“We have a responsibility to support the development of rugby in the world because, if we don’t do anything, in five to 10 years you will have two, three to four teams on the same level and that’s all, and then rugby will die,” he said to The Guardian a few days before.
The three bidding nations will make presentations to the voting bodies of World Rugby on Monday. After a decision-making period, the final decision to be announced on November 15 of this year.
Kefu’s daughter steps up to Sevens
Enough of the bad news, here’s something much more cheerful.
Toutai Kefu was an absolute machine on the rugby field back in the day, and it seems to have rubbed off heavily on his daughter Olivia, who participated in the inaugural Girls Sevens State Championships at Logan City Rugby Club yesterday.
Olivia was reportedly a late starter to Sevens, but it certainly rubs off when your Dad was part of a team that won the World Cup and you have an uncle who also pulled on the green and gold jersey.
“My dad played for the Wallabies a long time ago,” Olivia said to The Courier Mail.
“He tries to give me advice but I don’t really listen … I like the coach’s perspective.
“One of my goals is the Olympics after what the girls did winning a gold last year.”
It’s a goal that is certainly achievable, given the rise of Womens Rugby and the launch of the new AON Womens Sevens competition earlier this year.
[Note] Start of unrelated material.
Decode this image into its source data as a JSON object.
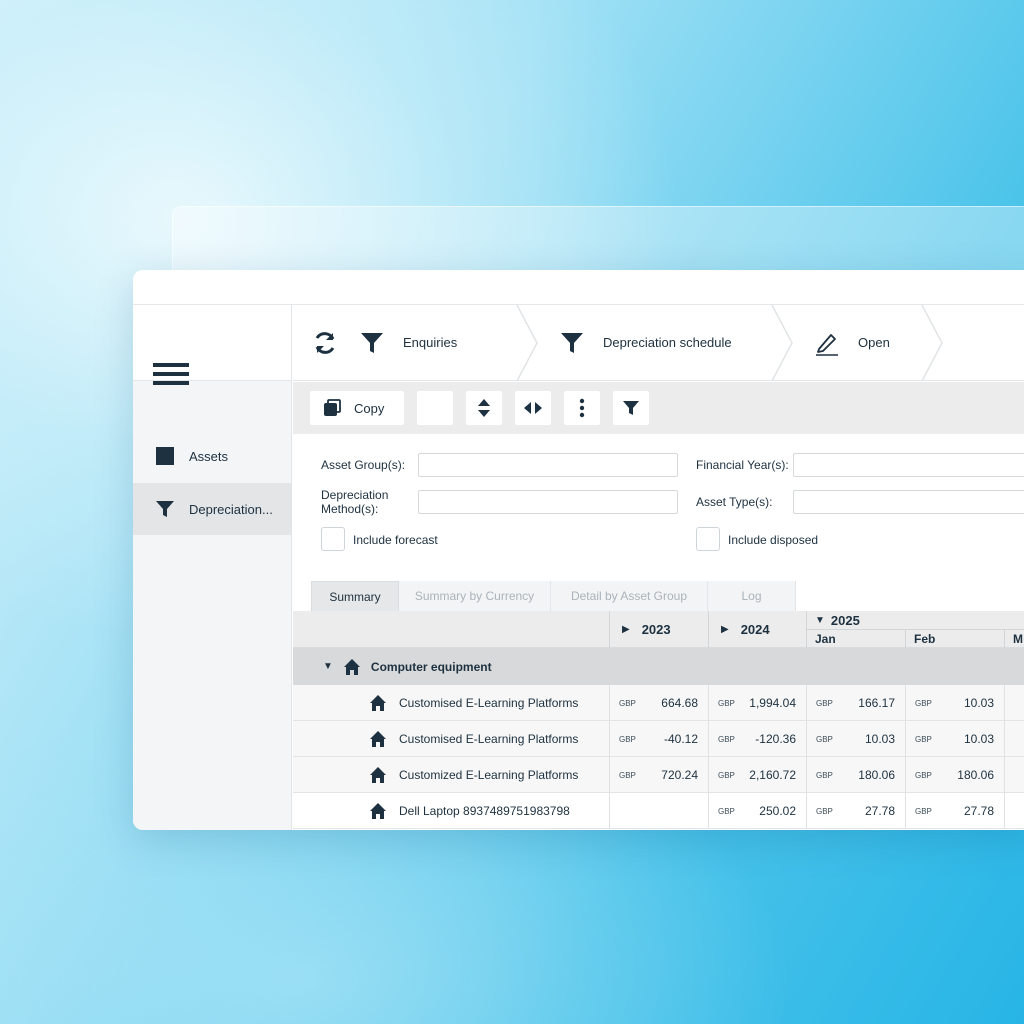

“Rugby sevens has grown massively and it’s not just perfect timing for Olivia but lots of teenage girls,” said older Kefu.
“I always said to my wife Rachel that none of our daughters would play rugby but times, opportunities and enjoyment change.”
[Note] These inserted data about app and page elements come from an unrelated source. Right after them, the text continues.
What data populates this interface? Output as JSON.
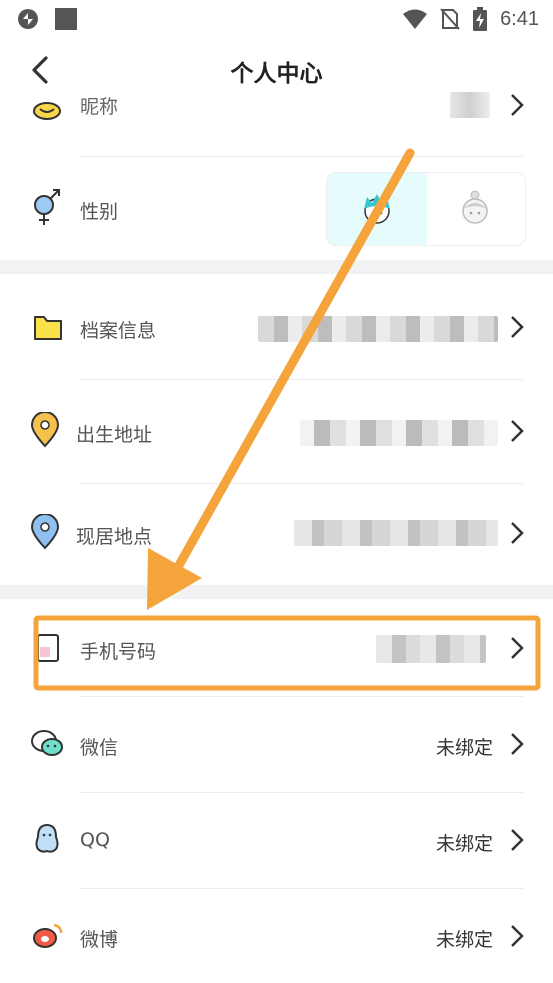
{
  "status_bar": {
    "time": "6:41"
  },
  "header": {
    "title": "个人中心"
  },
  "rows": {
    "nickname": {
      "label": "昵称"
    },
    "gender": {
      "label": "性别"
    },
    "profile": {
      "label": "档案信息"
    },
    "birthplace": {
      "label": "出生地址"
    },
    "residence": {
      "label": "现居地点"
    },
    "phone": {
      "label": "手机号码"
    },
    "wechat": {
      "label": "微信",
      "value": "未绑定"
    },
    "qq": {
      "label": "QQ",
      "value": "未绑定"
    },
    "weibo": {
      "label": "微博",
      "value": "未绑定"
    }
  },
  "colors": {
    "annotation": "#f5a43c",
    "male_selected_bg": "#e6fbfb"
  }
}
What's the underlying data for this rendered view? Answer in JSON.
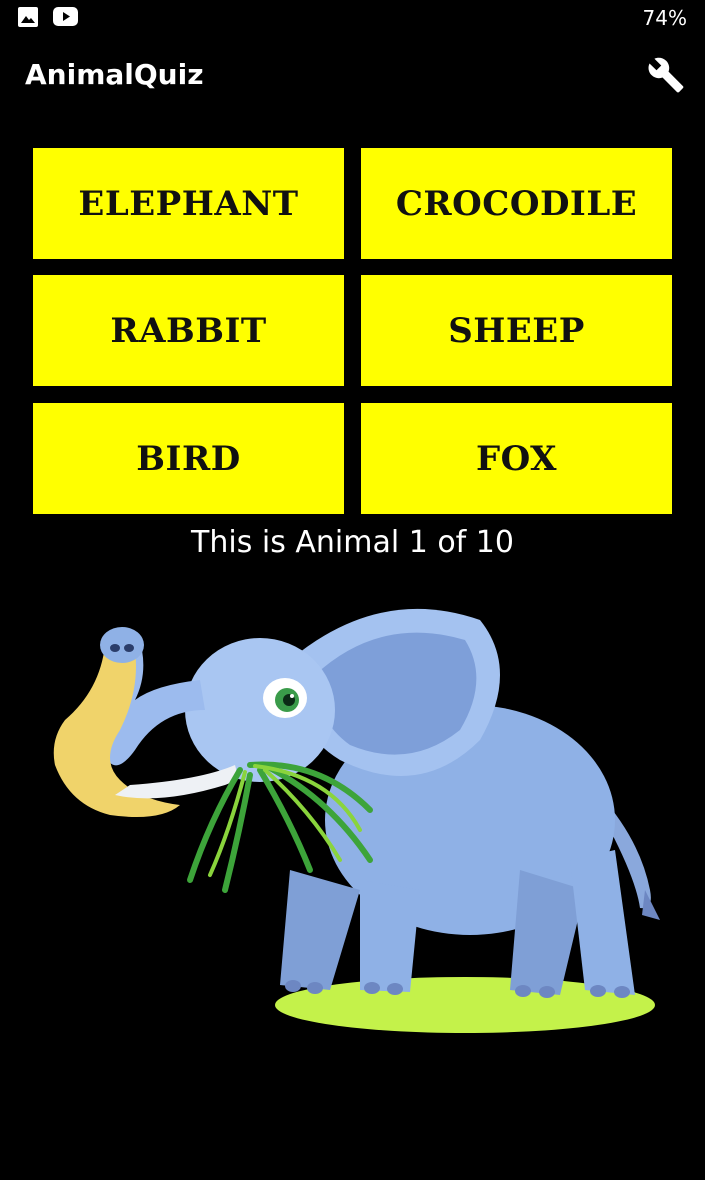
{
  "status_bar": {
    "icons": [
      "gallery-icon",
      "youtube-icon"
    ],
    "battery": "74%"
  },
  "app_bar": {
    "title": "AnimalQuiz",
    "settings_icon": "wrench-icon"
  },
  "colors": {
    "background": "#000000",
    "button_bg": "#ffff00",
    "button_text": "#111111"
  },
  "answers": [
    "ELEPHANT",
    "CROCODILE",
    "RABBIT",
    "SHEEP",
    "BIRD",
    "FOX"
  ],
  "progress": {
    "text": "This is Animal 1 of 10"
  },
  "animal_image": {
    "icon": "elephant-illustration"
  }
}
While older Kefu is mostly focused on coaching the Tongan national team, he has kept a close eye on the Wallabies, and admitted he was pretty annoyed at their performance against the Springboks.
“Not finishing off South Africa when the teams drew in Perth really frustrated me and the Wallabies better be prepared for an ambush when they next play them.”
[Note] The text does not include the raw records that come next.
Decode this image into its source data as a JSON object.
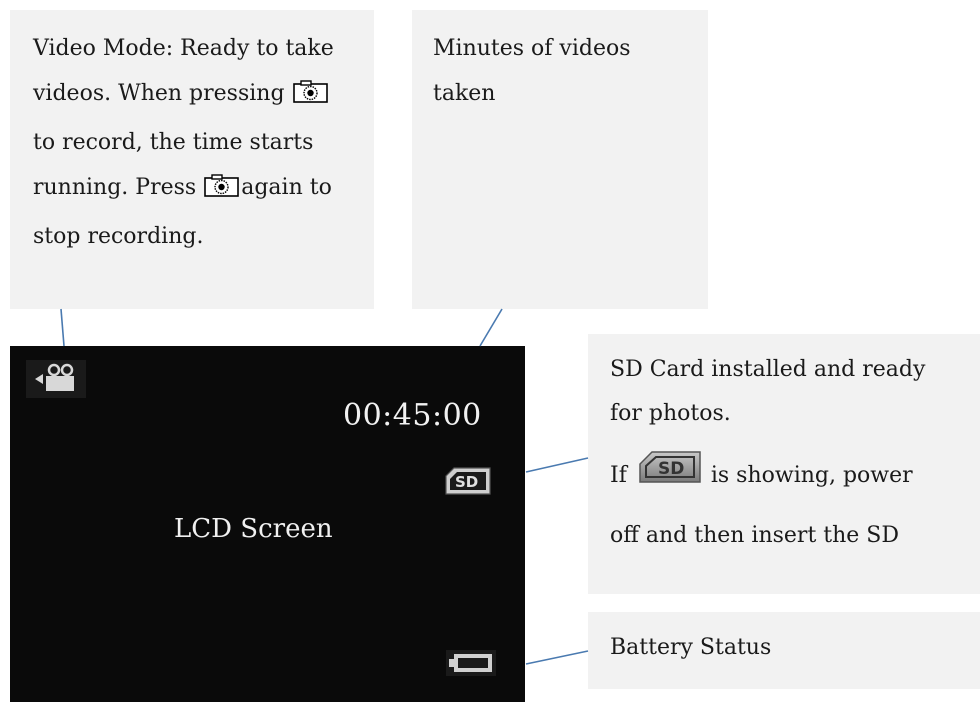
{
  "callout_video_mode": {
    "line1": "Video Mode: Ready to take",
    "line2_pre": "videos. When pressing",
    "line3": "to record, the time starts",
    "line4_pre": "running. Press",
    "line4_post": "again to",
    "line5": "stop recording.",
    "icon": "camera-shutter-icon"
  },
  "callout_minutes": {
    "line1": "Minutes of videos",
    "line2": "taken"
  },
  "callout_sd": {
    "line1": "SD Card installed and ready",
    "line2": "for photos.",
    "line3_pre": "If",
    "line3_post": "is showing, power",
    "line4": "off and then insert the SD",
    "icon": "sd-card-missing-icon"
  },
  "callout_battery": {
    "text": "Battery Status"
  },
  "lcd": {
    "time": "00:45:00",
    "label": "LCD Screen",
    "mode_icon": "video-camera-icon",
    "sd_icon": "sd-card-icon",
    "battery_icon": "battery-icon",
    "sd_text": "SD"
  }
}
But, he did take time out to praise Sean McMahon, the man currently occupying his traditional position, for praise.
“He brings mongrel, aggression and works hard and other teams are fearful of what he can do which are always good elements for a Test back row,” Kefu said.
Squads out, Guns out
The squads for round four of the National Rugby Championship are out, and a couple of teams are looking ready to through the kitchen sink at each other.
You can check out the squads (including the updated amendments) here.
There are three particularly notable names in the squads this week: the first is Kyle Godwin, who looks to be a much-needed return for NSW Country Eagles when they play against the Canberra Vikings in Armidale. The Eagles have looked really off pace attack wise this year, so a more experienced head in the backline will be a big factor in the game. As of Thursday night, the Vikings still haven’t named their squad.
Perth Spirit have brought some serious firepower over with them to Fiji, including the likes of Matt Philip and Isi Naisrani. While they’re currently having plenty of fun in the sun, they will have a tough encounter against them in the form of the Drua, who were way too good for the Eagles last week. But it is good the Piggies have backed several players from the Pindan Premier Grade. Expect plenty of fireworks with that one.
The Sydney Rays don’t look to be resting on their laurels either, adding Waratah Bryce Hegarty to their starting lineup against Queensland Country, who are still to name their squad as of Thursday night. The Rays will need all the experience of Super Rugby players to overcome a dangerous Country outfit. They haven’t dropped a game so far against Country in their history, but records have been tumbling all year so far in the NRC.
Finally, the Greater Sydney Rams have already made clear their intent on grabbing a win against Melbourne Rising this weekend down in Melbourne, with the naming of a relatively unchanged squad. Considering their two wins thus far, this may not be a bad move, even despite their loss to Perth last week. If anything, it might’ve given the squad a solid kick in the teeth to do better. As of Thursday night, Melbourne is still to name their squad.